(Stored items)
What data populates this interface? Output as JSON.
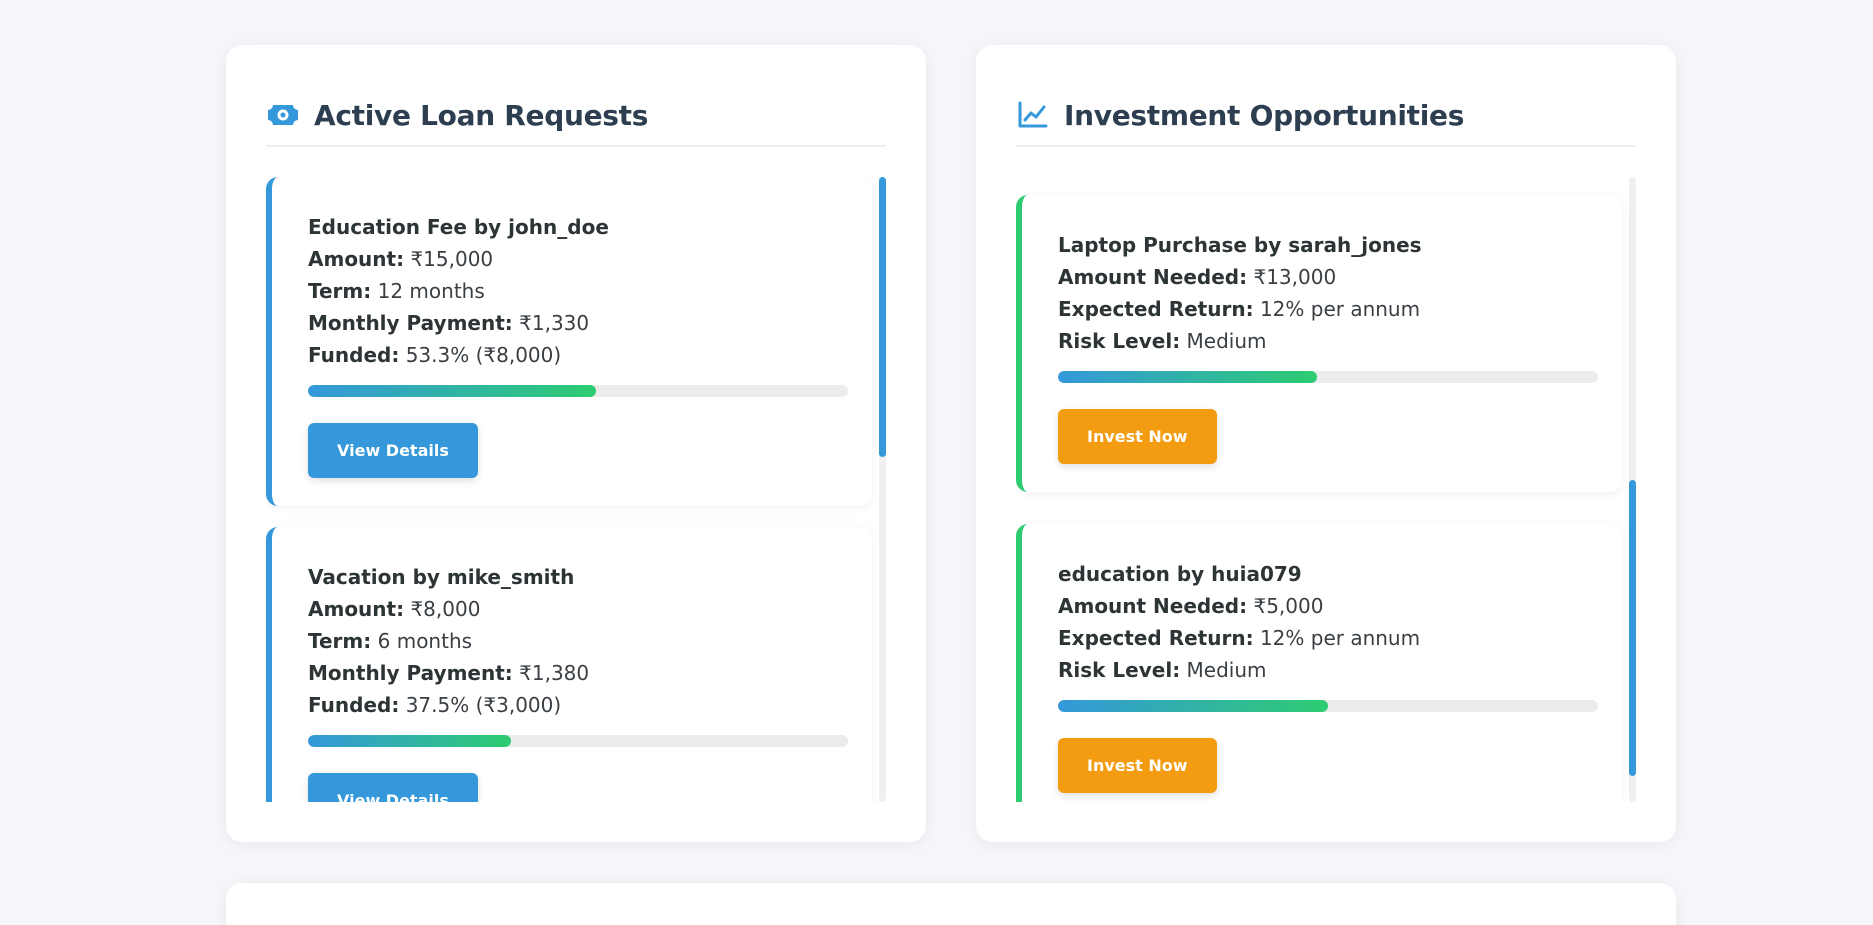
{
  "colors": {
    "primary": "#3498db",
    "success": "#2ecc71",
    "warning": "#f39c12",
    "title": "#2c3e50",
    "background": "#f5f6fa"
  },
  "loan_panel": {
    "title": "Active Loan Requests",
    "icon": "money-bill-icon",
    "cards": [
      {
        "title": "Education Fee by john_doe",
        "amount_label": "Amount:",
        "amount": "₹15,000",
        "term_label": "Term:",
        "term": "12 months",
        "monthly_label": "Monthly Payment:",
        "monthly": "₹1,330",
        "funded_label": "Funded:",
        "funded": "53.3% (₹8,000)",
        "progress_pct": 53.3,
        "button": "View Details"
      },
      {
        "title": "Vacation by mike_smith",
        "amount_label": "Amount:",
        "amount": "₹8,000",
        "term_label": "Term:",
        "term": "6 months",
        "monthly_label": "Monthly Payment:",
        "monthly": "₹1,380",
        "funded_label": "Funded:",
        "funded": "37.5% (₹3,000)",
        "progress_pct": 37.5,
        "button": "View Details"
      }
    ]
  },
  "invest_panel": {
    "title": "Investment Opportunities",
    "icon": "chart-line-icon",
    "cards": [
      {
        "title": "Laptop Purchase by sarah_jones",
        "needed_label": "Amount Needed:",
        "needed": "₹13,000",
        "return_label": "Expected Return:",
        "return": "12% per annum",
        "risk_label": "Risk Level:",
        "risk": "Medium",
        "progress_pct": 48,
        "button": "Invest Now"
      },
      {
        "title": "education by huia079",
        "needed_label": "Amount Needed:",
        "needed": "₹5,000",
        "return_label": "Expected Return:",
        "return": "12% per annum",
        "risk_label": "Risk Level:",
        "risk": "Medium",
        "progress_pct": 50,
        "button": "Invest Now"
      }
    ]
  }
}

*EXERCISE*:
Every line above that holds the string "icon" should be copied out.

*ANSWER SECTION*:
    "icon": "money-bill-icon",
    "icon": "chart-line-icon",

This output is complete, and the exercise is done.